The annual World Space Week is the largest international celebration of space science and technology and their contributions to the betterment of the human condition. Find out more about it at http://www.worldspaceweek.org. "Remote Sensing: Enabling Our Future" is the theme of this year’s event and the museum is hosting three public talks by local experts.
Thursday, October 6 | 2 p.m.
40 Years on Mars: Celebrating The Viking Mission
Larry Crumpler, Ph.D. and Jayne Aubele, NMMNHS

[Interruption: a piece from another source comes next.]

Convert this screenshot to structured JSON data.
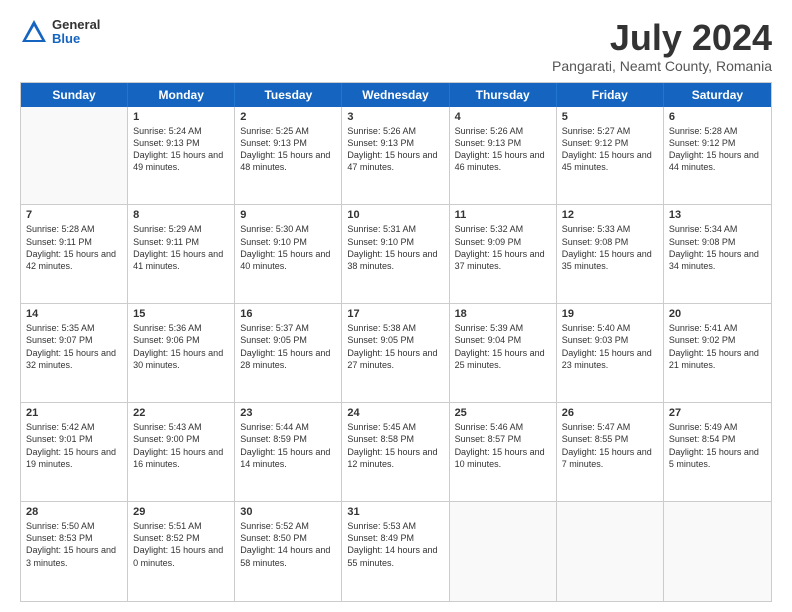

The Viking Mission to Mars was the first time any spacecraft, from any nation, landed on Mars and used new techniques of remote sensing on another planet. This was a complex mission with two orbiters and two landers arriving at Mars in July and September, 1976. Crumpler and Aubele were graduate students in the geology department at UNM at the time. Their contributions as Viking Interns helped to make the mission a success, and they have been working “on Mars” ever since. Listen to the details about a successful mission that took place at the very beginning of our exploration of Mars. Amazingly, many of the techniques, tools, and data from Viking are still used today in our ongoing studies of Mars.Larry Crumpler and Jayne Aubele are husband-and-wife geologists who have studied and mapped volcanoes on three different planets: on the ground on Earth, and remotely on Mars and Venus. They met as graduate students at UNM, published their first joint professional paper based on research during the Viking mission, and then spent nearly 20 years studying and working elsewhere while they tried to get back to what they say are the “best volcanoes on Earth,” right here in New Mexico. Larry is a Research Curator at the Museum and Jayne is the Museum Adult Programs Educator.